● **Stored data entries**:
#####

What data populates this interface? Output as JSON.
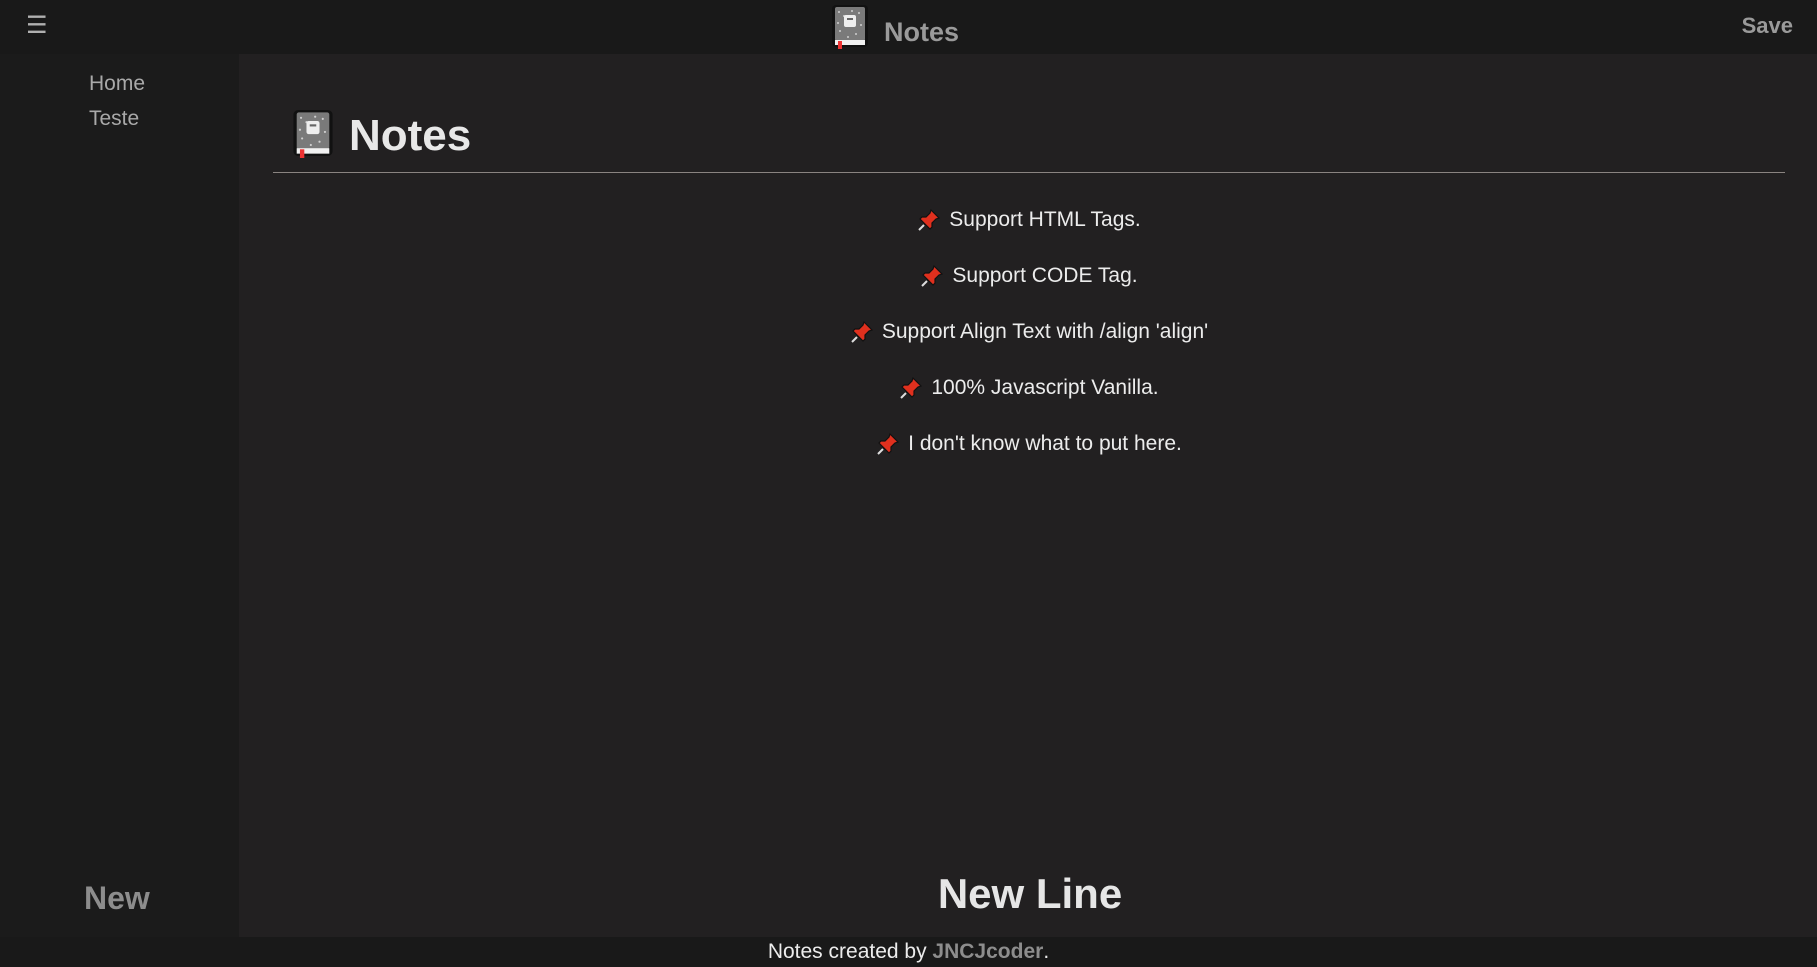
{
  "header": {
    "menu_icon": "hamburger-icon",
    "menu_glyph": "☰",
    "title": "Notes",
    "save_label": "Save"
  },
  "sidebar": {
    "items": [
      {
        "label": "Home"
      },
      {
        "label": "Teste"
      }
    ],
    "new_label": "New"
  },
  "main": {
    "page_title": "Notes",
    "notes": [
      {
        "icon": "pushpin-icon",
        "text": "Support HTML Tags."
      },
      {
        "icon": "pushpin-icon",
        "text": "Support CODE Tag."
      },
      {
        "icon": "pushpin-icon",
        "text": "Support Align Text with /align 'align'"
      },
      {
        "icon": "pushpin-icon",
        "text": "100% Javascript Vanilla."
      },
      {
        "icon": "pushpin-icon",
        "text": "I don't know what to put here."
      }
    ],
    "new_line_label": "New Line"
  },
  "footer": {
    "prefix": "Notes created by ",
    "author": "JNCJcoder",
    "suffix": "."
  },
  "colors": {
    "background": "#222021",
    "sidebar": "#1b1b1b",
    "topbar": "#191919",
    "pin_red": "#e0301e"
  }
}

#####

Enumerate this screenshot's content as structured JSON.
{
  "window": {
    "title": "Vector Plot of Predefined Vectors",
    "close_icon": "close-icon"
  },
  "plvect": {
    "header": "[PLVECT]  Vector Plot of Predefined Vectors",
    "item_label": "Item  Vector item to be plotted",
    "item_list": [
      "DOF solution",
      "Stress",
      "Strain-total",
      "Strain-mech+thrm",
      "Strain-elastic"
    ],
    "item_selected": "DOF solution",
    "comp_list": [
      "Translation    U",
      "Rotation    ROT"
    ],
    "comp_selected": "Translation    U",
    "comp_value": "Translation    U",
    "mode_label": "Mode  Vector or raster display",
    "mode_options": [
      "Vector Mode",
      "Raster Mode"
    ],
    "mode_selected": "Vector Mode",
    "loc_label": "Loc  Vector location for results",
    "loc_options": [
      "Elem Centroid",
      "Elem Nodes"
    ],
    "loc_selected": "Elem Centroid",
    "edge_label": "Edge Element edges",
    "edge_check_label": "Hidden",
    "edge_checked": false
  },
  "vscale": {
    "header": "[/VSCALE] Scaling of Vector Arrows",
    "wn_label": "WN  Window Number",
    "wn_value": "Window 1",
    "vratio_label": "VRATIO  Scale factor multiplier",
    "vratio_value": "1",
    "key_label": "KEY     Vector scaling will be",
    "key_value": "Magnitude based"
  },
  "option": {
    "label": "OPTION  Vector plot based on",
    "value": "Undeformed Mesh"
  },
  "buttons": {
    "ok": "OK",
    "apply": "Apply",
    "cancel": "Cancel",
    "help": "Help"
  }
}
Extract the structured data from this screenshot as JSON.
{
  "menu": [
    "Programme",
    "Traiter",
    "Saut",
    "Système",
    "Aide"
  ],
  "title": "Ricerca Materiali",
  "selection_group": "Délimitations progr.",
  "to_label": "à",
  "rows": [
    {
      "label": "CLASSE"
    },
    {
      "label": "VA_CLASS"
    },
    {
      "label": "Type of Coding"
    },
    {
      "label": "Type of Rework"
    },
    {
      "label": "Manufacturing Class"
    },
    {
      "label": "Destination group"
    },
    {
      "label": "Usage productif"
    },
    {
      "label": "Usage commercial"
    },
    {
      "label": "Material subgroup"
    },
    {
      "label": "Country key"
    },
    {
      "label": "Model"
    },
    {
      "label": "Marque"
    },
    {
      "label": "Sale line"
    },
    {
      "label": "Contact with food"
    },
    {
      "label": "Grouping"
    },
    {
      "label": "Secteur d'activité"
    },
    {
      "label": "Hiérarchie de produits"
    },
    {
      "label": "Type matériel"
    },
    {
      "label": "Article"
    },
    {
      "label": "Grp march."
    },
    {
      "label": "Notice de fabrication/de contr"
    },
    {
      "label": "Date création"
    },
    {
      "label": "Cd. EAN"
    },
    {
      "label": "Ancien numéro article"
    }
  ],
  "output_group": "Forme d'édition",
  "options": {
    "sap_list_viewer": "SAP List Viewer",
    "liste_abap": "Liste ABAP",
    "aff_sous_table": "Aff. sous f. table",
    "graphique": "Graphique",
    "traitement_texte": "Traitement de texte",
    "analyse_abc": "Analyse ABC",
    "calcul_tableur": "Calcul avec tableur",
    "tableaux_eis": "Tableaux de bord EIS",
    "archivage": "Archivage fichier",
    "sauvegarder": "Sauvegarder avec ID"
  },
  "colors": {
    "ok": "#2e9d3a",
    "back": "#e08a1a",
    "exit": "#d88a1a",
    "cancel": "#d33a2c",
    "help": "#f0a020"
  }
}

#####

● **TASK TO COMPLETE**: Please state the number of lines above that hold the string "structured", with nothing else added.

● **RESPONSE TO THIS EXERCISE**: 2